1995

Northern Territory legislates for voluntary euthanasia with the Rights of the Terminally Ill Act 1995.

1996

Federal MP Kevin Andrews introduces the Euthanasia Laws Bill 1996. This Bill inserts provisions into each of the territories’ Self-Government Acts which bans them from being able to legislate for voluntary assisted dying. It specifically repeals the Northern Territory’s Rights of the Terminally Ill Act 1995. It passes the House of Representatives 88 votes to 35.

1997

The Euthanasia Laws Bill passes the Senate 38 to 33 votes. The Euthanasia Laws Act 1997 comes into force on 27 March 1997.

From here on, neither the ACT nor the Northern Territory can legislate for voluntary assisted dying.

2004

Senator Lyn Allison introduces the Euthanasia Laws (Repeals) Bill. It is never debated.

2008-2010

Senator Bob Brown introduces several Bills to repeal the Euthanasia Laws Act. One goes to a committe for inquiry, where they determine it should not proceed. One is debated but not voted on.

2012

Senator Richard Di Natale introduces the Restoring Territory Rights (Voluntary Euthanasia Legislation) Bill. The Bill is not debated.

2015

Senator David Leyonhjelm introduces the Restoring Territories Rights (Assisted Suicide Legislation) Bill.

2016

Senator Di Natale and Senator Katy Gallagher introduce the Restoring Territory Rights (Dying with Dignity) Bill. The Bill is not debated.

A second-reading debate begins on Senator Leyonhjelm’s 2015 Bill.

2017

Senator Leyonhjelm’s 2015 Bill is restored to the Notice Paper. The second-reading debate continues.

Victoria becomes the first state in Australia to pass voluntary assisted dying laws.

The ACT Legislative Assembly establishes a select committee to inquire into End of Life Choices, including voluntary assisted dying.

2018

The second-reading debate on Senator Leyonhjelm’s 2015 Bill continues.

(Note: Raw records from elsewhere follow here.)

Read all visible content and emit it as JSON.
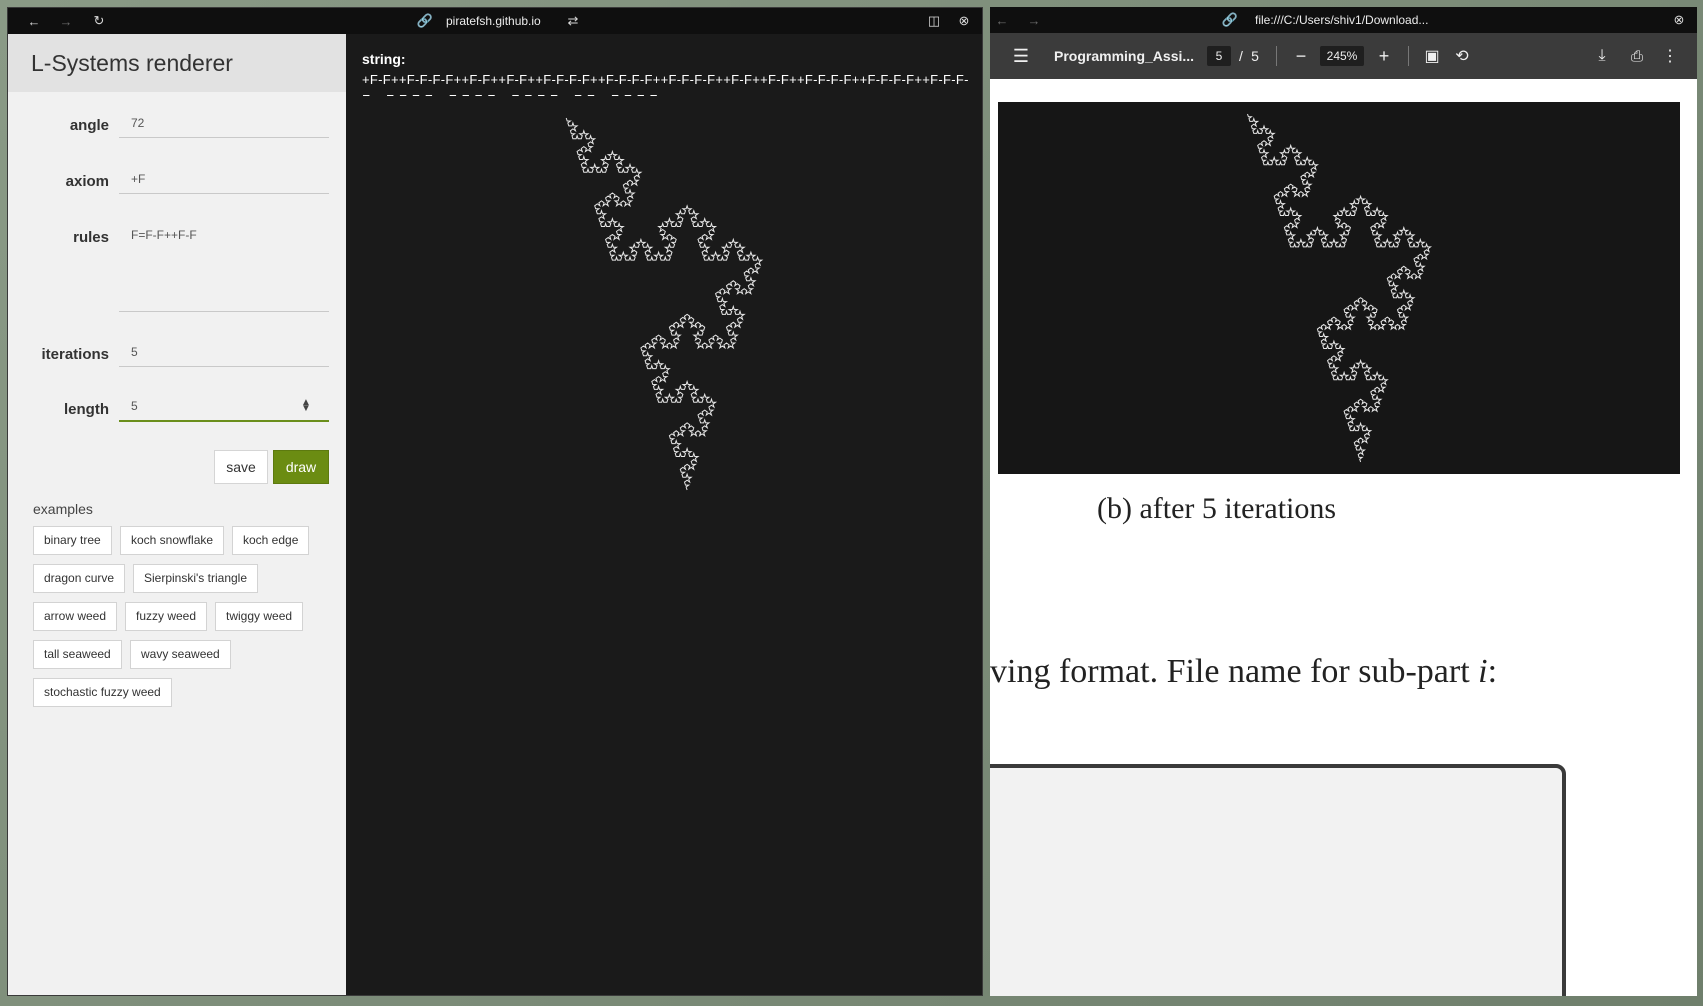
{
  "left_window": {
    "url": "piratefsh.github.io",
    "app_title": "L-Systems renderer",
    "fields": {
      "angle": {
        "label": "angle",
        "value": "72"
      },
      "axiom": {
        "label": "axiom",
        "value": "+F"
      },
      "rules": {
        "label": "rules",
        "value": "F=F-F++F-F"
      },
      "iterations": {
        "label": "iterations",
        "value": "5"
      },
      "length": {
        "label": "length",
        "value": "5"
      }
    },
    "buttons": {
      "save": "save",
      "draw": "draw"
    },
    "examples_label": "examples",
    "examples": [
      "binary tree",
      "koch snowflake",
      "koch edge",
      "dragon curve",
      "Sierpinski's triangle",
      "arrow weed",
      "fuzzy weed",
      "twiggy weed",
      "tall seaweed",
      "wavy seaweed",
      "stochastic fuzzy weed"
    ],
    "string_label": "string:",
    "string_value": "+F-F++F-F-F-F++F-F++F-F++F-F-F-F++F-F-F-F++F-F-F-F++F-F++F-F++F-F-F-F++F-F-F-F++F-F-F-F++F-F-F-F++F-F-F-F++F-F-F-F++F-F++F-F-F-F"
  },
  "right_window": {
    "url": "file:///C:/Users/shiv1/Download...",
    "pdf_title": "Programming_Assi...",
    "page_current": "5",
    "page_separator": "/",
    "page_total": "5",
    "zoom": "245%",
    "caption": "(b) after 5 iterations",
    "body_line": "ving format.  File name for sub-part ",
    "body_line_var": "i",
    "body_line_end": ":"
  },
  "colors": {
    "accent_green": "#6b8c12",
    "canvas_bg": "#1a1a1a",
    "curve_stroke": "#e6e6e6"
  }
}
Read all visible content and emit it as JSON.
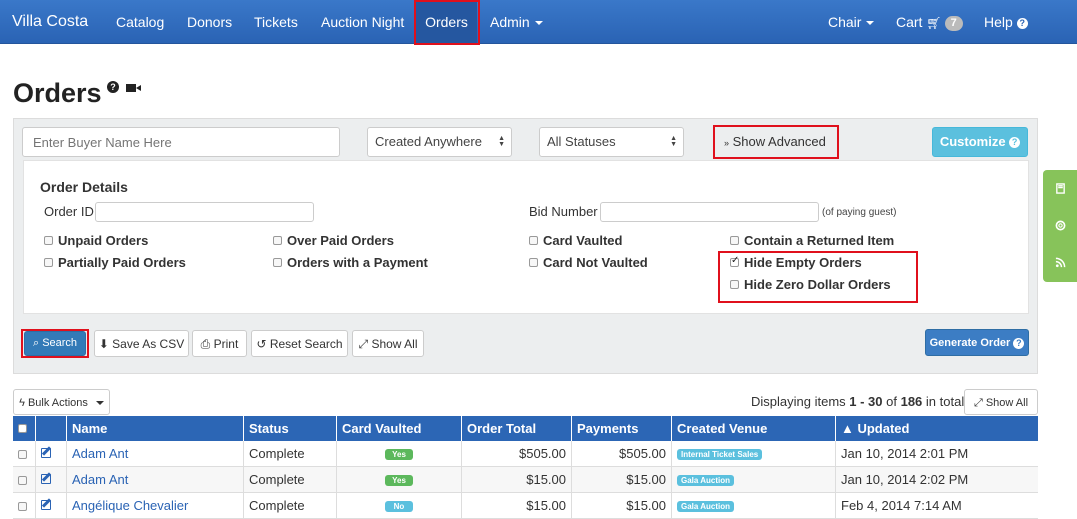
{
  "navbar": {
    "brand": "Villa Costa",
    "left_items": [
      "Catalog",
      "Donors",
      "Tickets",
      "Auction Night",
      "Orders",
      "Admin"
    ],
    "right_items": {
      "chair": "Chair",
      "cart": "Cart",
      "cart_count": "7",
      "help": "Help"
    }
  },
  "page": {
    "title": "Orders"
  },
  "filters": {
    "buyer_placeholder": "Enter Buyer Name Here",
    "created_select": "Created Anywhere",
    "status_select": "All Statuses",
    "show_advanced": "Show Advanced",
    "customize": "Customize"
  },
  "advanced": {
    "section_title": "Order Details",
    "order_id_label": "Order ID",
    "bid_number_label": "Bid Number",
    "bid_number_note": "(of paying guest)",
    "checkboxes": [
      {
        "label": "Unpaid Orders",
        "checked": false
      },
      {
        "label": "Over Paid Orders",
        "checked": false
      },
      {
        "label": "Card Vaulted",
        "checked": false
      },
      {
        "label": "Contain a Returned Item",
        "checked": false
      },
      {
        "label": "Partially Paid Orders",
        "checked": false
      },
      {
        "label": "Orders with a Payment",
        "checked": false
      },
      {
        "label": "Card Not Vaulted",
        "checked": false
      },
      {
        "label": "Hide Empty Orders",
        "checked": true
      },
      {
        "label": "Hide Zero Dollar Orders",
        "checked": false
      }
    ]
  },
  "actions": {
    "search": "Search",
    "save_csv": "Save As CSV",
    "print": "Print",
    "reset": "Reset Search",
    "show_all": "Show All",
    "generate_order": "Generate Order"
  },
  "table_controls": {
    "bulk_actions": "Bulk Actions",
    "display_prefix": "Displaying items ",
    "display_range": "1 - 30",
    "display_mid": " of ",
    "display_total": "186",
    "display_suffix": " in total",
    "show_all": "Show All"
  },
  "table": {
    "columns": [
      "Name",
      "Status",
      "Card Vaulted",
      "Order Total",
      "Payments",
      "Created Venue",
      "▲ Updated"
    ],
    "rows": [
      {
        "name": "Adam Ant",
        "status": "Complete",
        "card_vaulted": "Yes",
        "order_total": "$505.00",
        "payments": "$505.00",
        "venue": "Internal Ticket Sales",
        "updated": "Jan 10, 2014 2:01 PM"
      },
      {
        "name": "Adam Ant",
        "status": "Complete",
        "card_vaulted": "Yes",
        "order_total": "$15.00",
        "payments": "$15.00",
        "venue": "Gala Auction",
        "updated": "Jan 10, 2014 2:02 PM"
      },
      {
        "name": "Angélique Chevalier",
        "status": "Complete",
        "card_vaulted": "No",
        "order_total": "$15.00",
        "payments": "$15.00",
        "venue": "Gala Auction",
        "updated": "Feb 4, 2014 7:14 AM"
      }
    ]
  },
  "colors": {
    "navbar": "#2a63b4",
    "highlight": "#e0101c",
    "side_tab": "#87c35a",
    "yes": "#5cb85c",
    "no": "#5bc0de"
  },
  "side_tabs": {
    "icons": [
      "book-icon",
      "lifebuoy-icon",
      "rss-icon"
    ]
  }
}
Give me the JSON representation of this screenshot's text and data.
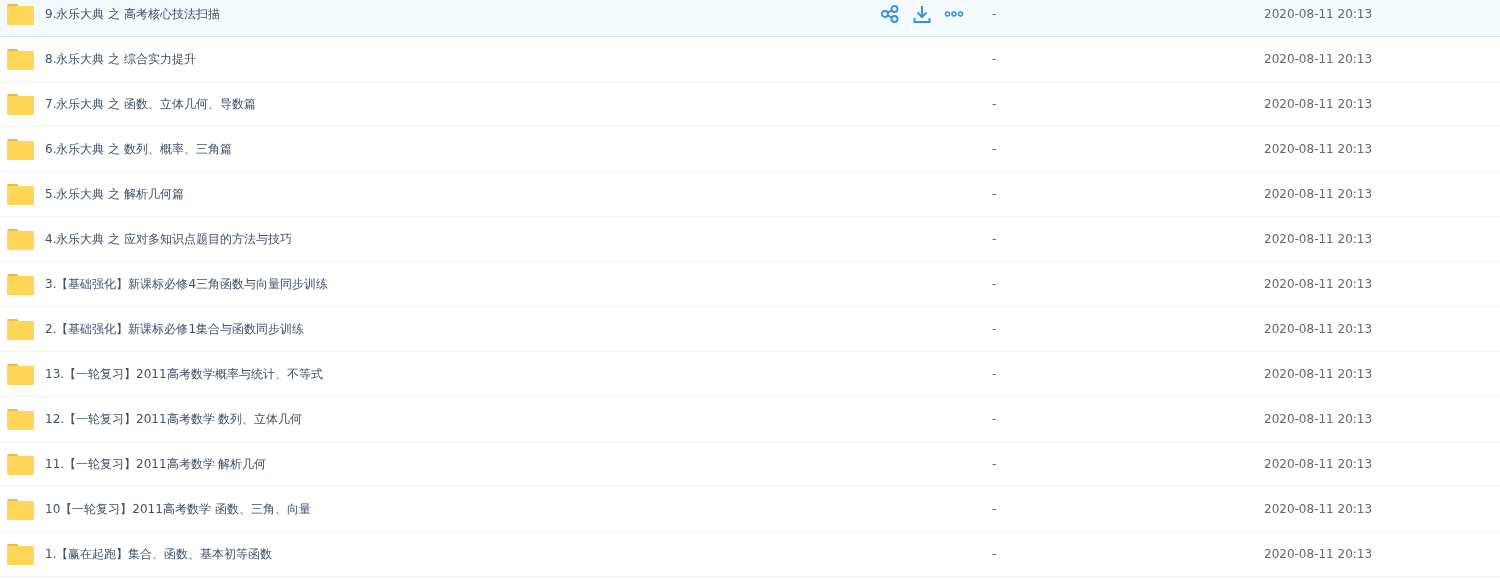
{
  "files": [
    {
      "name": "9.永乐大典 之 高考核心技法扫描",
      "size": "-",
      "modified": "2020-08-11 20:13",
      "hovered": true
    },
    {
      "name": "8.永乐大典 之 综合实力提升",
      "size": "-",
      "modified": "2020-08-11 20:13",
      "hovered": false
    },
    {
      "name": "7.永乐大典 之 函数、立体几何、导数篇",
      "size": "-",
      "modified": "2020-08-11 20:13",
      "hovered": false
    },
    {
      "name": "6.永乐大典 之 数列、概率、三角篇",
      "size": "-",
      "modified": "2020-08-11 20:13",
      "hovered": false
    },
    {
      "name": "5.永乐大典 之 解析几何篇",
      "size": "-",
      "modified": "2020-08-11 20:13",
      "hovered": false
    },
    {
      "name": "4.永乐大典 之 应对多知识点题目的方法与技巧",
      "size": "-",
      "modified": "2020-08-11 20:13",
      "hovered": false
    },
    {
      "name": "3.【基础强化】新课标必修4三角函数与向量同步训练",
      "size": "-",
      "modified": "2020-08-11 20:13",
      "hovered": false
    },
    {
      "name": "2.【基础强化】新课标必修1集合与函数同步训练",
      "size": "-",
      "modified": "2020-08-11 20:13",
      "hovered": false
    },
    {
      "name": "13.【一轮复习】2011高考数学概率与统计、不等式",
      "size": "-",
      "modified": "2020-08-11 20:13",
      "hovered": false
    },
    {
      "name": "12.【一轮复习】2011高考数学 数列、立体几何",
      "size": "-",
      "modified": "2020-08-11 20:13",
      "hovered": false
    },
    {
      "name": "11.【一轮复习】2011高考数学 解析几何",
      "size": "-",
      "modified": "2020-08-11 20:13",
      "hovered": false
    },
    {
      "name": "10【一轮复习】2011高考数学 函数、三角、向量",
      "size": "-",
      "modified": "2020-08-11 20:13",
      "hovered": false
    },
    {
      "name": "1.【赢在起跑】集合、函数、基本初等函数",
      "size": "-",
      "modified": "2020-08-11 20:13",
      "hovered": false
    }
  ]
}
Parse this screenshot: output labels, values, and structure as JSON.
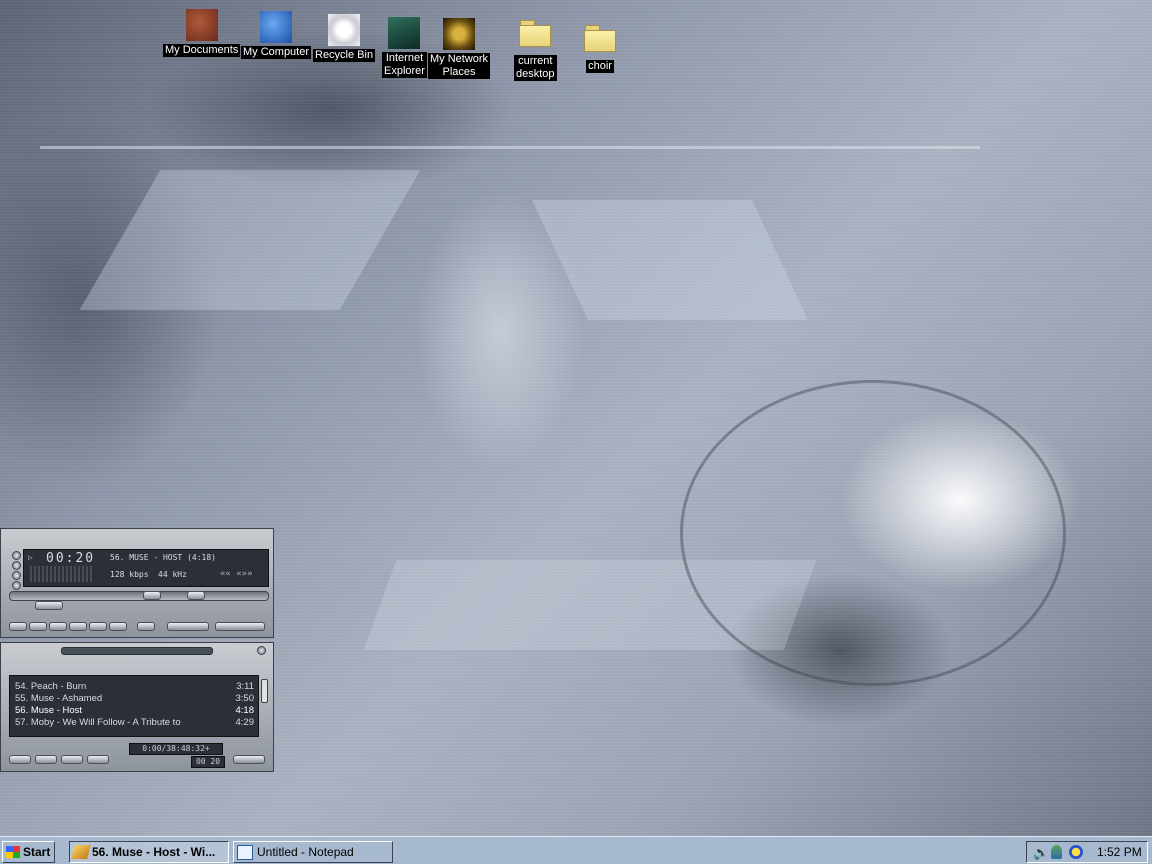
{
  "desktop": {
    "icons": [
      {
        "label": "My Documents",
        "icon": "my-documents-icon"
      },
      {
        "label": "My Computer",
        "icon": "my-computer-icon"
      },
      {
        "label": "Recycle Bin",
        "icon": "recycle-bin-icon"
      },
      {
        "label": "Internet\nExplorer",
        "icon": "internet-explorer-icon"
      },
      {
        "label": "My Network\nPlaces",
        "icon": "network-places-icon"
      },
      {
        "label": "current\ndesktop",
        "icon": "folder-icon"
      },
      {
        "label": "choir",
        "icon": "folder-icon"
      }
    ]
  },
  "winamp": {
    "player": {
      "time": "00:20",
      "title": "56. MUSE - HOST (4:18)",
      "bitrate": "128 kbps",
      "samplerate": "44 kHz"
    },
    "playlist": {
      "items": [
        {
          "title": "54. Peach - Burn",
          "duration": "3:11"
        },
        {
          "title": "55. Muse - Ashamed",
          "duration": "3:50"
        },
        {
          "title": "56. Muse - Host",
          "duration": "4:18"
        },
        {
          "title": "57. Moby - We Will Follow - A Tribute to",
          "duration": "4:29"
        }
      ],
      "current_index": 2,
      "total_time": "0:00/38:48:32+",
      "mini_time": "00 20"
    }
  },
  "taskbar": {
    "start_label": "Start",
    "tasks": [
      {
        "label": "56. Muse - Host - Wi...",
        "active": true,
        "icon": "winamp-icon"
      },
      {
        "label": "Untitled - Notepad",
        "active": false,
        "icon": "notepad-icon"
      }
    ],
    "tray_icons": [
      "volume-icon",
      "network-user-icon",
      "messenger-icon"
    ],
    "clock": "1:52 PM"
  }
}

The Senate agrees to proceed with debate on the Bill on 14, 15 and 16 August 2018.

On 15 August following considerable debate, the question of the Bill is put before the Senate. It is defeated 36 to 34.

On 16 August, the ACT Legislative Assembly passes the only remonstrance motion in the history of its parliament, protesting the Senate’s rejection of the Bill. The remonstrance debate can be viewed here. The text of the remonstrance is here. Media coverage of the debate is here.

On 20 August, ACT MP Andrew Leigh and NT MP Luke Gosling jointly introduce the Restoring Territory Rights Bill 2018. It lapses at the dissolution of that term of parliament in 2019.

On 13 September, the Speaker of the ACT Legislative Assembly formally presents the remonstrance to the President of the Senate.

2019

The ACT Legislative Assembly select committee tables its report into end of life choices, with chapters 8 and 9 devoted to voluntary assisted dying.

In June, the Victorian legislation for voluntary assisted dying comes into effect.

On 27 November, the following motion is passed unanimously in the ACT Legislative Assembly:

In November, the petition to restore Territory rights is launched.

In December, Western Australia becomes the second state in Australia to pass voluntary assisted dying laws.

2020 (Present Day)

Tasmanian MP Mike Gaffney intends to introduce a private member’s Bill to legislate for voluntary assisted dying at end August/early September.

The situation in the ACT and NT remains unchanged: federal legislation persists which bans us from legislating for voluntary assisted dying.